The thin red line
This is exactly what many hockey observers feared most when the NHL eliminated the red line. Those who have watched international hockey have seen some truly mind-numbing games as a result. It was a tactic employed widely by the Czechs when they were having so much international success in the late 1990s and early part of this century. It produces winning hockey, but can also slow the game to a crawl.
"All you do is go back to the (1998) Olympics and watch the Czechs play the Russians in the gold medal game. You talk about less chances and no scoring, go back and watch that game. People talk about the red-line, I watched it for years scouting in (U.S.) college and it doesn't do what people says it does."
"I don't think that's the key. Maybe short term it would open up the game but teams would adjust. In Europe you just move the trap back and you still have problems scoring."
TSN analyst Pierre McGuire is convinced it will open up the game. Fellow analyst and former NHL GM Brian Burke calls it "stupid" and "ignorant." Defenseman Dan Boyle, who used to favour the two-line pass, changed his mind after a season in Sweden. Dave King, who has coached in the NHL and Europe, doesn’t like it either.
Taking out the red line was always a bad idea, although it's only been one contributing factor in the decline in scoring this season — and especially in the playoffs.
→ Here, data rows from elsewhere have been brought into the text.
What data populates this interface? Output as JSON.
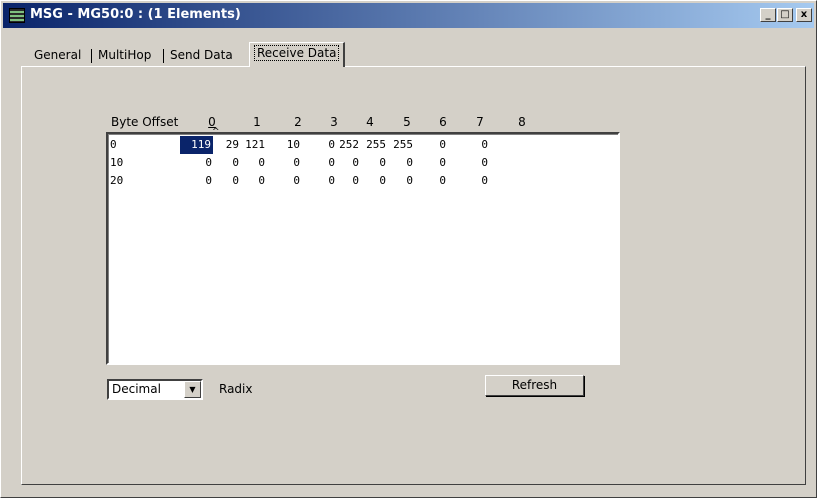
{
  "window": {
    "title": "MSG - MG50:0 : (1 Elements)",
    "buttons": {
      "minimize": "_",
      "maximize": "□",
      "close": "x"
    }
  },
  "tabs": [
    {
      "label": "General"
    },
    {
      "label": "MultiHop"
    },
    {
      "label": "Send Data"
    },
    {
      "label": "Receive Data"
    }
  ],
  "active_tab": "Receive Data",
  "grid": {
    "byte_offset_label": "Byte Offset",
    "columns": [
      "0",
      "1",
      "2",
      "3",
      "4",
      "5",
      "6",
      "7",
      "8"
    ],
    "rows": [
      {
        "offset": "0",
        "values": [
          "119",
          "29",
          "121",
          "10",
          "0",
          "252",
          "255",
          "255",
          "0",
          "0"
        ]
      },
      {
        "offset": "10",
        "values": [
          "0",
          "0",
          "0",
          "0",
          "0",
          "0",
          "0",
          "0",
          "0",
          "0"
        ]
      },
      {
        "offset": "20",
        "values": [
          "0",
          "0",
          "0",
          "0",
          "0",
          "0",
          "0",
          "0",
          "0",
          "0"
        ]
      }
    ],
    "selected_cell_value": "119"
  },
  "radix": {
    "selected": "Decimal",
    "label": "Radix"
  },
  "refresh_button": {
    "label": "Refresh"
  },
  "colors": {
    "titlebar_start": "#0a246a",
    "titlebar_end": "#a6caf0",
    "face": "#d4d0c8",
    "selection": "#0a246a"
  }
}
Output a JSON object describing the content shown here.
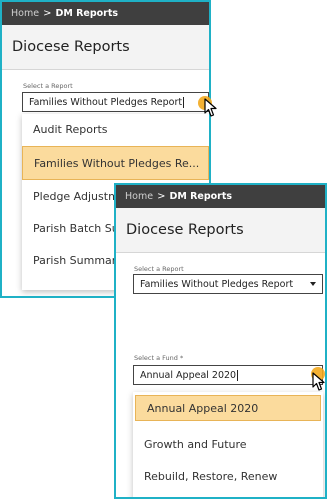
{
  "colors": {
    "accent": "#1fb1c6",
    "header_bar": "#3f3f3f",
    "highlight": "#fbdb9d",
    "click_marker": "#f2a81d"
  },
  "back_panel": {
    "breadcrumb": {
      "home": "Home",
      "separator": ">",
      "current": "DM Reports"
    },
    "title": "Diocese Reports",
    "report_label": "Select a Report",
    "report_value": "Families Without Pledges Report",
    "report_options": [
      "Audit Reports",
      "Families Without Pledges Re...",
      "Pledge Adjustm",
      "Parish Batch Su",
      "Parish Summar"
    ]
  },
  "front_panel": {
    "breadcrumb": {
      "home": "Home",
      "separator": ">",
      "current": "DM Reports"
    },
    "title": "Diocese Reports",
    "report_label": "Select a Report",
    "report_value": "Families Without Pledges Report",
    "fund_label": "Select a Fund *",
    "fund_value": "Annual Appeal 2020",
    "fund_options": [
      "Annual Appeal 2020",
      "Growth and Future",
      "Rebuild, Restore, Renew"
    ]
  },
  "icons": {
    "caret": "chevron-down-icon",
    "pointer": "mouse-pointer-icon",
    "click": "click-indicator-icon"
  }
}
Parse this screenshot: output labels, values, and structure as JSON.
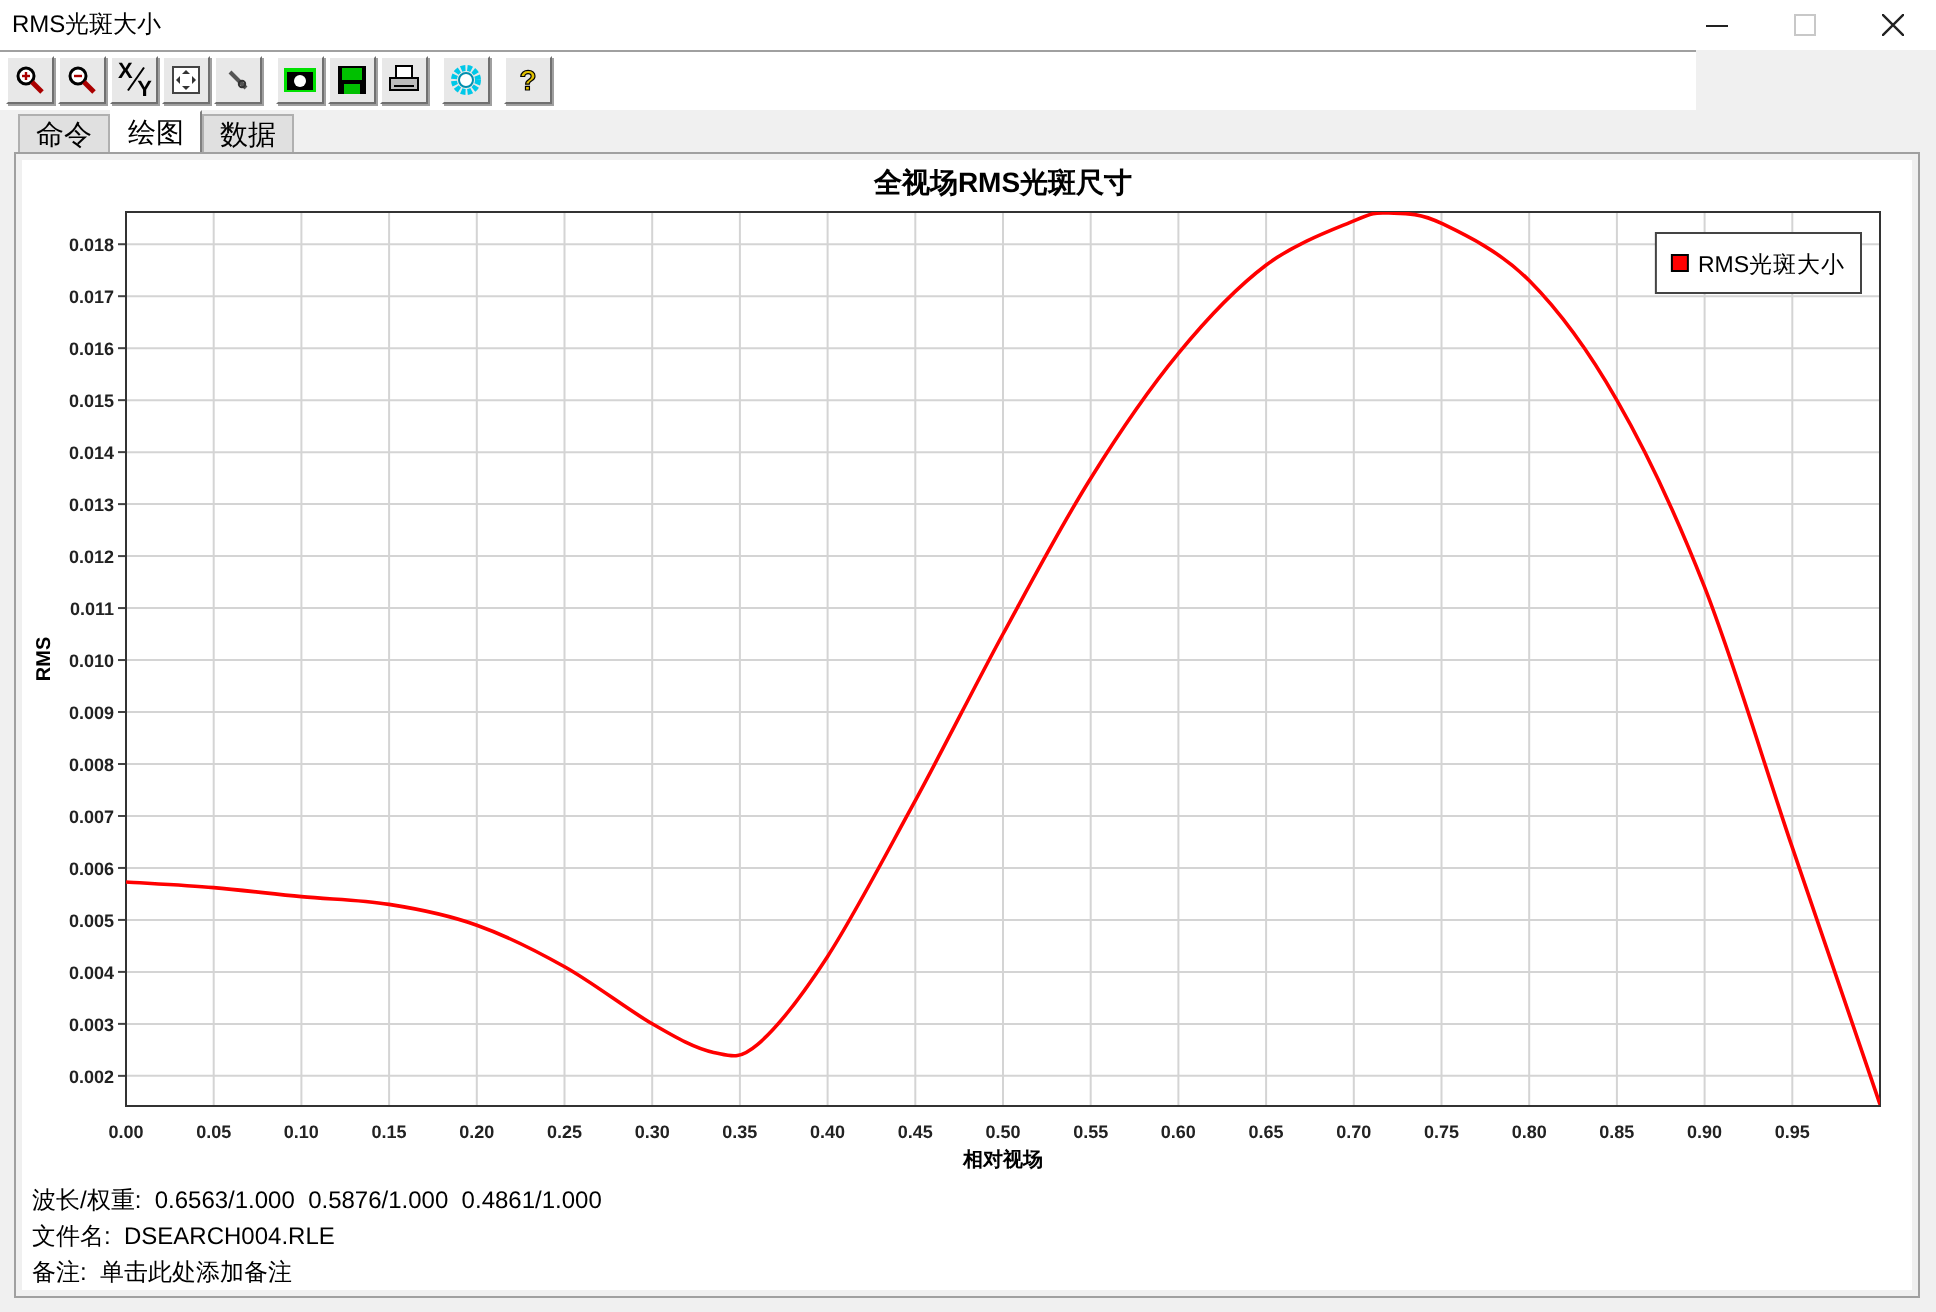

There were a number of high-profile coaches who spoke out against the move during the lockout, but the change was made because of both ignorance and due to the fact it was an easy switch to make.
The 2005-06 season is looking more and more like a blip for the NHL, one in which players and coaches had to step back and readjust given all of the new tweaks put in at the same time after that year away.
There weren't nearly as many players beaten by a long pass this season as in 2005-06, and it's awfully tough to beat a defender who's already at his own blue line. (And what choice does he have other than being there when goals are this tight?)
Three years ago, Brian Burke knew what taking out the red line meant, and he's found a coach in Randy Carlyle who is able to implement a European style defensive game and squeeze the life out of teams like the Senators.